It was a beautiful childhood and sometimes I drop hints to Matt asking him if we can move back :) Hang in there. You're not alone!

Sian said...

Yep I totally experienced this, it gets better.

I can't wait to see more of your house its looking great xxx

Kerry said...

So good to hear your voice again, Lina.

Rachel said...

I've been feeling the same way when I go home to Minnesota, and it's been getting worse the longer I've been away as well. Almost my whole family is there, and I have SUCH a fabulous community of friends there, and there are millions of places I love...I miss it so much. But I also love in in California, and I don't want to be done here either. And if I moved back to Minnesota permanently, I'm not sure I would be as happy as I think I'd be. It's hard to tell. Also, in relation to not doing things with your day/actually getting shit done, you should check this little chart out:


^^She's a super funny artist, and I saw that the other day and actually laughed out loud because I could relate so much. Too often, my life is the top two boxes.

Wonderful blog post, per usual. =]

Kaeguri said...

Great post on a topic that so many of us can relate to. I have mixed feelings about moving back to VT but I still perhaps selfishly want my family to stay there so that I have my childhood home to return to.

Anonymous said...

Just perfect. I am fairly older than you, live two states away from my hometown, and you're right- it doesn't get easier. It just becomes a part of you, a part of life.

DIANE said...

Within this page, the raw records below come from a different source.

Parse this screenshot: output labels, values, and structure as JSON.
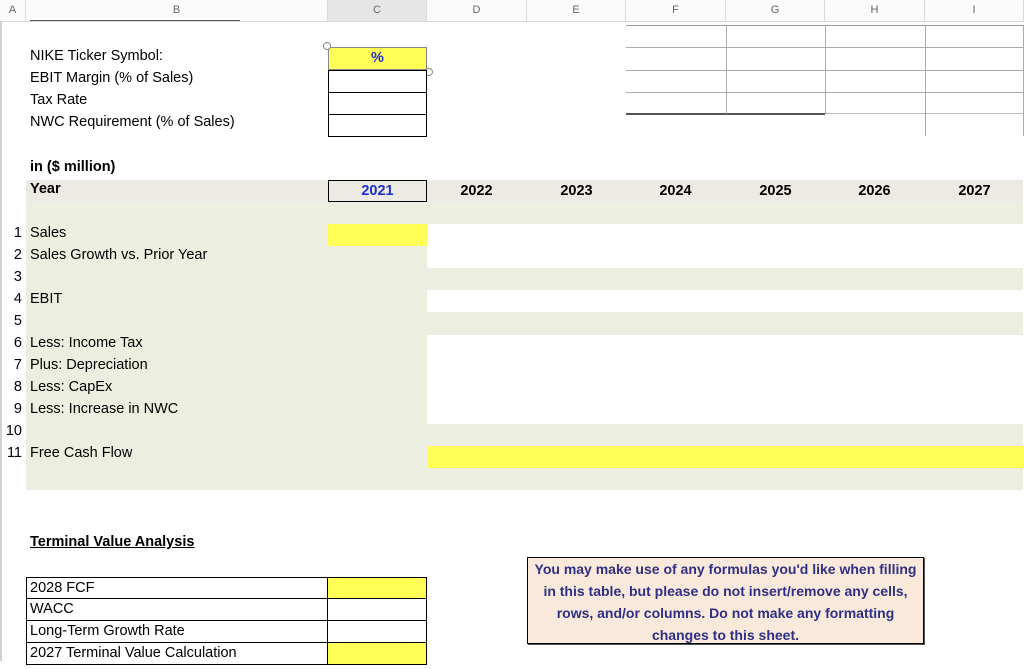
{
  "columns": [
    "A",
    "B",
    "C",
    "D",
    "E",
    "F",
    "G",
    "H",
    "I"
  ],
  "selected_column": "C",
  "inputs": {
    "rows": [
      {
        "label": "NIKE Ticker Symbol:",
        "value": "%"
      },
      {
        "label": "EBIT Margin (% of Sales)",
        "value": ""
      },
      {
        "label": "Tax Rate",
        "value": ""
      },
      {
        "label": "NWC Requirement (% of Sales)",
        "value": ""
      }
    ]
  },
  "table": {
    "units_label": "in ($ million)",
    "year_label": "Year",
    "years": [
      "2021",
      "2022",
      "2023",
      "2024",
      "2025",
      "2026",
      "2027"
    ],
    "rows": [
      {
        "num": "1",
        "label": "Sales"
      },
      {
        "num": "2",
        "label": "Sales Growth vs. Prior Year"
      },
      {
        "num": "3",
        "label": ""
      },
      {
        "num": "4",
        "label": "EBIT"
      },
      {
        "num": "5",
        "label": ""
      },
      {
        "num": "6",
        "label": "Less: Income Tax"
      },
      {
        "num": "7",
        "label": "Plus: Depreciation"
      },
      {
        "num": "8",
        "label": "Less: CapEx"
      },
      {
        "num": "9",
        "label": "Less: Increase in NWC"
      },
      {
        "num": "10",
        "label": ""
      },
      {
        "num": "11",
        "label": "Free Cash Flow"
      }
    ]
  },
  "terminal": {
    "title": "Terminal Value Analysis",
    "rows": [
      {
        "label": "2028 FCF",
        "value": ""
      },
      {
        "label": "WACC",
        "value": ""
      },
      {
        "label": "Long-Term Growth Rate",
        "value": ""
      },
      {
        "label": "2027 Terminal Value Calculation",
        "value": ""
      }
    ]
  },
  "note": "You may make use of any formulas you'd like when filling in this table, but please do not insert/remove any cells, rows, and/or columns.  Do not make any formatting changes to this sheet.",
  "colors": {
    "highlight_yellow": "#ffff55",
    "band_green": "#ecefe0",
    "year_header_band": "#eceae2",
    "year_2021_blue": "#1f2fcf",
    "note_bg": "#fbeadb",
    "note_text": "#2e2f86"
  }
}
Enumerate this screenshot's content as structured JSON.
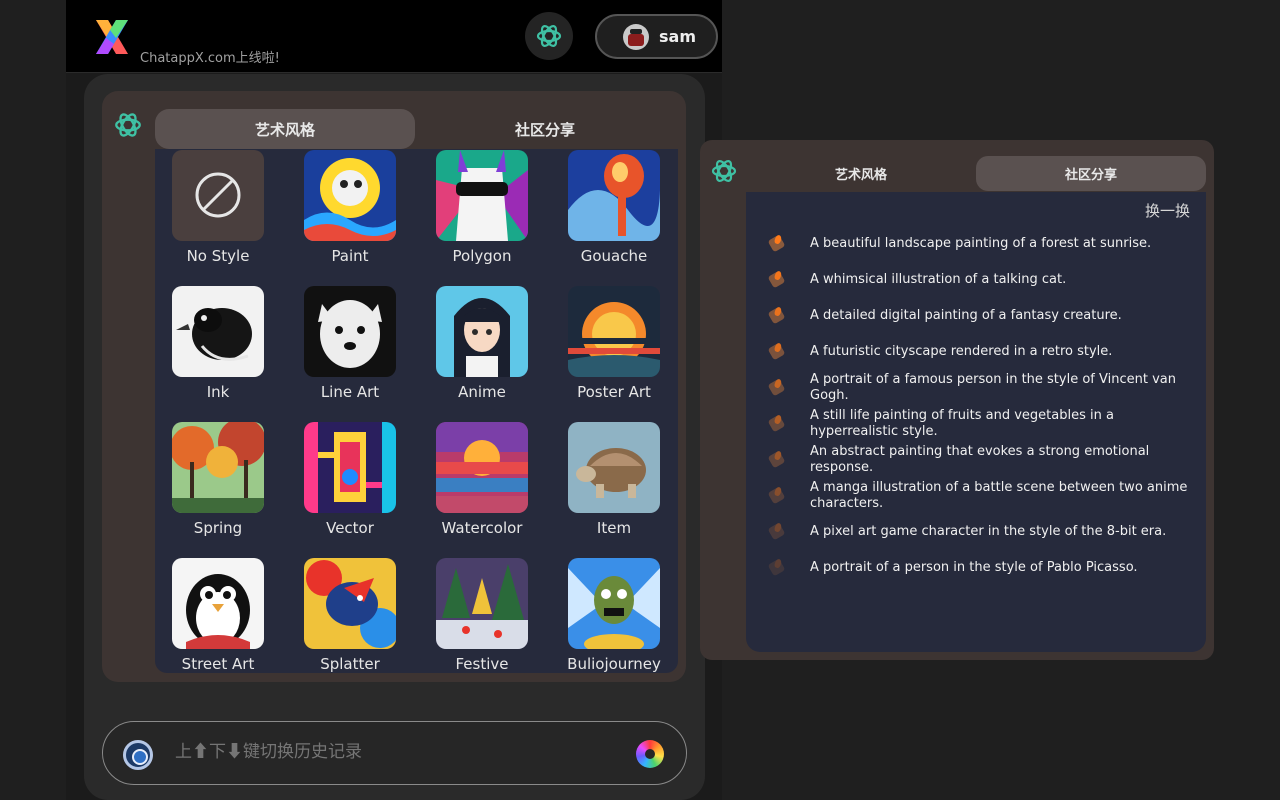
{
  "header": {
    "logo_text": "ChatappX.com上线啦!",
    "user_name": "sam"
  },
  "style_card": {
    "tabs": [
      {
        "label": "艺术风格",
        "active": true
      },
      {
        "label": "社区分享",
        "active": false
      }
    ],
    "styles": [
      {
        "label": "No Style",
        "icon": "no-style-icon"
      },
      {
        "label": "Paint",
        "icon": "paint-thumb"
      },
      {
        "label": "Polygon",
        "icon": "polygon-thumb"
      },
      {
        "label": "Gouache",
        "icon": "gouache-thumb"
      },
      {
        "label": "Ink",
        "icon": "ink-thumb"
      },
      {
        "label": "Line Art",
        "icon": "line-art-thumb"
      },
      {
        "label": "Anime",
        "icon": "anime-thumb"
      },
      {
        "label": "Poster Art",
        "icon": "poster-art-thumb"
      },
      {
        "label": "Spring",
        "icon": "spring-thumb"
      },
      {
        "label": "Vector",
        "icon": "vector-thumb"
      },
      {
        "label": "Watercolor",
        "icon": "watercolor-thumb"
      },
      {
        "label": "Item",
        "icon": "item-thumb"
      },
      {
        "label": "Street Art",
        "icon": "street-art-thumb"
      },
      {
        "label": "Splatter",
        "icon": "splatter-thumb"
      },
      {
        "label": "Festive",
        "icon": "festive-thumb"
      },
      {
        "label": "Buliojourney",
        "icon": "buliojourney-thumb"
      }
    ]
  },
  "input": {
    "placeholder": "上⬆下⬇键切换历史记录"
  },
  "community": {
    "tabs": [
      {
        "label": "艺术风格",
        "active": false
      },
      {
        "label": "社区分享",
        "active": true
      }
    ],
    "refresh_label": "换一换",
    "prompts": [
      "A beautiful landscape painting of a forest at sunrise.",
      "A whimsical illustration of a talking cat.",
      "A detailed digital painting of a fantasy creature.",
      "A futuristic cityscape rendered in a retro style.",
      "A portrait of a famous person in the style of Vincent van Gogh.",
      "A still life painting of fruits and vegetables in a hyperrealistic style.",
      "An abstract painting that evokes a strong emotional response.",
      "A manga illustration of a battle scene between two anime characters.",
      "A pixel art game character in the style of the 8-bit era.",
      "A portrait of a person in the style of Pablo Picasso."
    ]
  }
}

Oh Melina...sigh. This will give me new perspective every single day, when I look at the beautiful sea glass pendant dangling from my rear view window...the pendant you created during such a sad time in your life. From now on when I hop in the car and see your sea glass, I'll say my own command...to you, me, all of us. Don't get sad...see the beauty in everything.

On a side note, I came across your thank you card a few weeks ago. It is clear that those words were written by a completely different Lina. Blessings to you...Asheville and your new life suit you well. Hugs ☺️

Maria said...

i love that you're writing again.

Maggie Jones said...

Just perfectly painful. At times, I feel suffocating/paralyzing pain when I pull away from my parents. Nostalgia is my noose.